[PROVIDED RECORDS]
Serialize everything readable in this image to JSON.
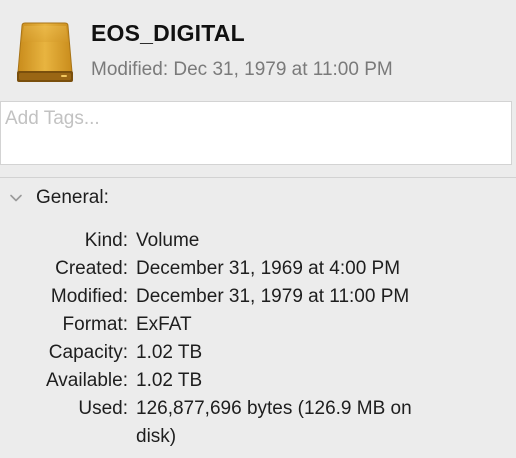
{
  "header": {
    "title": "EOS_DIGITAL",
    "modified": "Modified: Dec 31, 1979 at 11:00 PM",
    "icon": "external-drive-icon"
  },
  "tags": {
    "placeholder": "Add Tags...",
    "value": ""
  },
  "general": {
    "label": "General:",
    "expanded": true,
    "rows": [
      {
        "label": "Kind:",
        "value": "Volume"
      },
      {
        "label": "Created:",
        "value": "December 31, 1969 at 4:00 PM"
      },
      {
        "label": "Modified:",
        "value": "December 31, 1979 at 11:00 PM"
      },
      {
        "label": "Format:",
        "value": "ExFAT"
      },
      {
        "label": "Capacity:",
        "value": "1.02 TB"
      },
      {
        "label": "Available:",
        "value": "1.02 TB"
      },
      {
        "label": "Used:",
        "value": "126,877,696 bytes (126.9 MB on disk)"
      }
    ]
  },
  "colors": {
    "background": "#ececec",
    "drive_body": "#d9a128",
    "drive_front": "#8a5c10",
    "subtitle": "#7a7a7a"
  }
}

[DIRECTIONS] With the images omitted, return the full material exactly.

[ANSWER TO THIS EXERCISE]
Serialize everything readable in this image to JSON.
{
  "header": {
    "title": "EOS_DIGITAL",
    "modified": "Modified: Dec 31, 1979 at 11:00 PM",
    "icon": "external-drive-icon"
  },
  "tags": {
    "placeholder": "Add Tags...",
    "value": ""
  },
  "general": {
    "label": "General:",
    "expanded": true,
    "rows": [
      {
        "label": "Kind:",
        "value": "Volume"
      },
      {
        "label": "Created:",
        "value": "December 31, 1969 at 4:00 PM"
      },
      {
        "label": "Modified:",
        "value": "December 31, 1979 at 11:00 PM"
      },
      {
        "label": "Format:",
        "value": "ExFAT"
      },
      {
        "label": "Capacity:",
        "value": "1.02 TB"
      },
      {
        "label": "Available:",
        "value": "1.02 TB"
      },
      {
        "label": "Used:",
        "value": "126,877,696 bytes (126.9 MB on disk)"
      }
    ]
  },
  "colors": {
    "background": "#ececec",
    "drive_body": "#d9a128",
    "drive_front": "#8a5c10",
    "subtitle": "#7a7a7a"
  }
}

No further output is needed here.